Tegna has agreed to pay $55,000 and adopt a compliance plan to settle an FCC complaint that its WTLV Jacksonville, Fla., aired emergency alert system (EAS) warnings in a promo for the NFL Jacksonville Jaguars.
The FCC's Enforcement Bureau says it has entered into the a consent decree with the station owner, which admitted it had simulcast the EAS tones "absent an actual emergency or authorized test."
"[F]rivolous or other unauthorized use of actual or simulated EAS tones risks desensitizing the public to the tones’ association with critical information, and such 'Cry Wolf' scenarios present a real threat to public safety," the bureau said.
But given the agreement, the bureau also said the FCC would not designate Tegna's qualifications for holding a TV station license for hearing.
A complaint was filed last August alleging WTLV had aired the promo multiple times featuring an EAS "burst and tone," as well as the warning that “this is an emergency broadcast transmission. This is not a test. This is an emergency broadcast transmission. This is not a test. Please remain calm. Seek shelter.”
The FCC said the promo aired four times before a station employee saw it, pulled it, and contacted management. Station management said the alert tones were imbedded in the promo and did not trigger any EAS equipment.
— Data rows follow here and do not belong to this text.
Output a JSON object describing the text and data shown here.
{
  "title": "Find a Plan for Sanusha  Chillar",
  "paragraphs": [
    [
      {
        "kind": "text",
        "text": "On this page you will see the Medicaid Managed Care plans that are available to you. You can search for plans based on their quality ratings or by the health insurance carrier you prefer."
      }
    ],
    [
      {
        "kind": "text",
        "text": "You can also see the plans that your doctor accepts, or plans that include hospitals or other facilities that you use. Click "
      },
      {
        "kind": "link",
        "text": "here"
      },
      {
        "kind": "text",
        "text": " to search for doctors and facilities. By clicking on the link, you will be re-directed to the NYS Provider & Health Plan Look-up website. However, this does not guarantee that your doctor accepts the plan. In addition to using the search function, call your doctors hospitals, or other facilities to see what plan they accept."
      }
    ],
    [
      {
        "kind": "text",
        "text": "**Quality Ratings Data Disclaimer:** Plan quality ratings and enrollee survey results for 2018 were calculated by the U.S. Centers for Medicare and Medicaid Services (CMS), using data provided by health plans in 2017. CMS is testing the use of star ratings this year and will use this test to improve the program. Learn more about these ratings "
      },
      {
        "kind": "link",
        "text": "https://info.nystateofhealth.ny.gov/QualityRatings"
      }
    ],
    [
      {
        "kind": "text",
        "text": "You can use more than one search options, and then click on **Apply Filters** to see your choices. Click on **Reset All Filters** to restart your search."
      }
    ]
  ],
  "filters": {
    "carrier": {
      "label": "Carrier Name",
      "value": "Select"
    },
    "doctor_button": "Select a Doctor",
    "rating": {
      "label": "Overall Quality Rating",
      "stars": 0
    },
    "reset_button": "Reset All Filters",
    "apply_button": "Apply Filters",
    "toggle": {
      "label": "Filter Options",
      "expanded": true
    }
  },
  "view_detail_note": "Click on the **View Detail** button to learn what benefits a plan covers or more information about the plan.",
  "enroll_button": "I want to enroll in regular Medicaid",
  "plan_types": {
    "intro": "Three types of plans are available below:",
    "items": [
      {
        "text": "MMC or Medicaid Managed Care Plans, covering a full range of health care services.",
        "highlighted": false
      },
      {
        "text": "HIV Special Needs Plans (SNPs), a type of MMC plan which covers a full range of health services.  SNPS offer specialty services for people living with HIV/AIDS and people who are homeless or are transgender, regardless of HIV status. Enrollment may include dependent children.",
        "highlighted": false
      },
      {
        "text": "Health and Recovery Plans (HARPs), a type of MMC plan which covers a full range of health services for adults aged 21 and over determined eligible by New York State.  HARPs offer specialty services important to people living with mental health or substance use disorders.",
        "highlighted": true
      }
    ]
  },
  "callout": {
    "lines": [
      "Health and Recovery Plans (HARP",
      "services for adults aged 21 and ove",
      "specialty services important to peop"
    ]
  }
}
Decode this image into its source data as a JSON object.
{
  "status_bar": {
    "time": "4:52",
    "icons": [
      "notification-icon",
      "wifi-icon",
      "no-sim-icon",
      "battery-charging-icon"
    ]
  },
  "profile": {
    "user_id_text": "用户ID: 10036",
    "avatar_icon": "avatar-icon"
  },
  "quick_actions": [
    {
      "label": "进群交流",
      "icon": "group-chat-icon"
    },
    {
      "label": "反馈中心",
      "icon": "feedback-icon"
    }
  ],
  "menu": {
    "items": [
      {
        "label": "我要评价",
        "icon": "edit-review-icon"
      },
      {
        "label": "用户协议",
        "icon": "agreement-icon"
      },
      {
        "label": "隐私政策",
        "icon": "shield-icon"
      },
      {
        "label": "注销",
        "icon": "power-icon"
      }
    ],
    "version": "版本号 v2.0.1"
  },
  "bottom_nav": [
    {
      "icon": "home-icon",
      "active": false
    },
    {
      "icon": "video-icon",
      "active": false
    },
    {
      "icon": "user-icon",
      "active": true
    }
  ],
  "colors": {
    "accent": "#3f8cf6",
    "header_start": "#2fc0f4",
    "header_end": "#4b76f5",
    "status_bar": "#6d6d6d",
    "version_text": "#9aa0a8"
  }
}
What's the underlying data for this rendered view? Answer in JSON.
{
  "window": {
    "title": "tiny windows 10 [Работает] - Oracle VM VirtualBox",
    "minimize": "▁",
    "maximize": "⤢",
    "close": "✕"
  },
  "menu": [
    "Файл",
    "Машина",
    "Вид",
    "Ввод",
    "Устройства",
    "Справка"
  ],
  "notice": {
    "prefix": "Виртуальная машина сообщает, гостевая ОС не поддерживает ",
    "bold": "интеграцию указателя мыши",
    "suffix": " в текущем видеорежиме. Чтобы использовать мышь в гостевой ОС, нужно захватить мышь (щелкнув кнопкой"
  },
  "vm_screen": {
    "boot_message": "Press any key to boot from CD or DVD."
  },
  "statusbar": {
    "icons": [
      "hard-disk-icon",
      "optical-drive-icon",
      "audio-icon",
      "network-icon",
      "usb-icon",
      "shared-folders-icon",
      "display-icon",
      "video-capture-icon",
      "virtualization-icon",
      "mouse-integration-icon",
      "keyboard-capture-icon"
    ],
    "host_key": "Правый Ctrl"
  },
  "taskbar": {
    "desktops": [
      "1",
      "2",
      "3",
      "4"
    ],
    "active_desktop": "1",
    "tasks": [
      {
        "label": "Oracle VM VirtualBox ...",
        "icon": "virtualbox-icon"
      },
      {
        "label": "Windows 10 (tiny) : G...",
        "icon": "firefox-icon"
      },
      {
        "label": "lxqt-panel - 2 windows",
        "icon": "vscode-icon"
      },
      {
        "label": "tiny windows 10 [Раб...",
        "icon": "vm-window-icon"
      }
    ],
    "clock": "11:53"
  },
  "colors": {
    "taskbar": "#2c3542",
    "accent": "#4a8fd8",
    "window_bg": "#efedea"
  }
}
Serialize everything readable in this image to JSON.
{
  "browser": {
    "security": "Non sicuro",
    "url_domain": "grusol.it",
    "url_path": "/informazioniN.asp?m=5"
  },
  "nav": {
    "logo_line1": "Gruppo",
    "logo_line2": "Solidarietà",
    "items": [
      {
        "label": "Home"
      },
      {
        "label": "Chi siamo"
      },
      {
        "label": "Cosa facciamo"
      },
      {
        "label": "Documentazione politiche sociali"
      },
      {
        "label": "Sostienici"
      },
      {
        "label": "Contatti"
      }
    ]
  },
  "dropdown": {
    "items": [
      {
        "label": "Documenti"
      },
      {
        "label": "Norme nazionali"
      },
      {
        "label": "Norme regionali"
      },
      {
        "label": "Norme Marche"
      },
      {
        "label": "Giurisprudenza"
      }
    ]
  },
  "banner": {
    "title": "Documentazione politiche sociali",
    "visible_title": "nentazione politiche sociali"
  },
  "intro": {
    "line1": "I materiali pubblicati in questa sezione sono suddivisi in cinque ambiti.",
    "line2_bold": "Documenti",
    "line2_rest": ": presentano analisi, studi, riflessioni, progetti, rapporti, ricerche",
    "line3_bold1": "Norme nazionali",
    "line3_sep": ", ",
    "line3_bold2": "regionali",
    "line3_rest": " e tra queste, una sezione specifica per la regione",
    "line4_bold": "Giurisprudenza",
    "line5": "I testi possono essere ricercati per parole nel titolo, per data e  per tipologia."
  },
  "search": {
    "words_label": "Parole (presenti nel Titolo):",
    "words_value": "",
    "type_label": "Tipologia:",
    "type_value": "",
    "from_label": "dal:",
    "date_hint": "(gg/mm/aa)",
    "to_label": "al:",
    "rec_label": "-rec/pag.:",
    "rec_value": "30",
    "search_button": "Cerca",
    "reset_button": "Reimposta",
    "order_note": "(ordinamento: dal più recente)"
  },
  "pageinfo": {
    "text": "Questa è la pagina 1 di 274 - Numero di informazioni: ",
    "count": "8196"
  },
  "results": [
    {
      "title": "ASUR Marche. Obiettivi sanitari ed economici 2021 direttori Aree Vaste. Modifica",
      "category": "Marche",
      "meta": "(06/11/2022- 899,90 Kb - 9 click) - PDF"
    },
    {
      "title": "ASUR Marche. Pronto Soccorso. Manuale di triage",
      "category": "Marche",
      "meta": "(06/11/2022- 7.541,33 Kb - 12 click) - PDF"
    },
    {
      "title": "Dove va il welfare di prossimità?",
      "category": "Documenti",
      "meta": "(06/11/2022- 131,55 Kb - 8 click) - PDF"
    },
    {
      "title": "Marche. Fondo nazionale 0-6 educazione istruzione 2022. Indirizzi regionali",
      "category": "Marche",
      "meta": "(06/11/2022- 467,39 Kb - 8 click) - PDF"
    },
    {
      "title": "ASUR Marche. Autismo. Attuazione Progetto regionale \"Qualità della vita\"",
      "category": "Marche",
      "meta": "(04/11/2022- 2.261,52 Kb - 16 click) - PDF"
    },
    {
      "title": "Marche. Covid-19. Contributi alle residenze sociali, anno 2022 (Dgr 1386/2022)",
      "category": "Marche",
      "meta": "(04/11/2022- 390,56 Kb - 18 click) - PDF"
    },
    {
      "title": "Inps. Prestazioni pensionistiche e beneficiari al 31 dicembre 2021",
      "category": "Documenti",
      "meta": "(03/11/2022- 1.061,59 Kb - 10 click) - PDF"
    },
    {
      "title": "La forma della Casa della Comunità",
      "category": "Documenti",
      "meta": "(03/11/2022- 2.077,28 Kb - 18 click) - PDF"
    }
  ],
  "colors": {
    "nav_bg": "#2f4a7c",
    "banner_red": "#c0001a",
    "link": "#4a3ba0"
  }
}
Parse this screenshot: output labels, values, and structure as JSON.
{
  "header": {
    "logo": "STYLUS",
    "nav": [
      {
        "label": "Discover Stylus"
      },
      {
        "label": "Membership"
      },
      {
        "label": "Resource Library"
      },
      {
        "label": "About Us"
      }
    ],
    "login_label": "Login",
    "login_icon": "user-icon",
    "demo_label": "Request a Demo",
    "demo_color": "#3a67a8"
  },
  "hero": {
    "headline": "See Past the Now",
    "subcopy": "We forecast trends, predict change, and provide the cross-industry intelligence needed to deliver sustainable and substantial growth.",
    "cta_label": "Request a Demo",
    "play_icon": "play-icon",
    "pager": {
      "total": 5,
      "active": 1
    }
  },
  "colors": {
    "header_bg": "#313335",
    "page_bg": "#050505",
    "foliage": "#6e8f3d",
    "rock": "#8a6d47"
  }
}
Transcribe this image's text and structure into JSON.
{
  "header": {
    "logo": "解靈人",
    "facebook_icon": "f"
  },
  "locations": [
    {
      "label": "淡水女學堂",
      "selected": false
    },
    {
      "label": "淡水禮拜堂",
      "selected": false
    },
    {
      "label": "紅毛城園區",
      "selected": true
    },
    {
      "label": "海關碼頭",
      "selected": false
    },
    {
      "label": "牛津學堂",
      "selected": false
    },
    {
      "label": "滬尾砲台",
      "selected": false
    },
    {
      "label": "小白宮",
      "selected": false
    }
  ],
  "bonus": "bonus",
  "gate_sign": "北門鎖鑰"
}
"Although [the licensee] claims that its 'routine operating policies and practices' prohibit the improper transmission of EAS Tones, its employees apparently failed to screen the Promotion [which came from the Jaguars] before airing it, which resulted in the improper broadcasts at issue here," the FCC said.
Stations, not the producers of content—like NFL teams, advertisers or even networks—are ultimately responsible for what goes out over their air.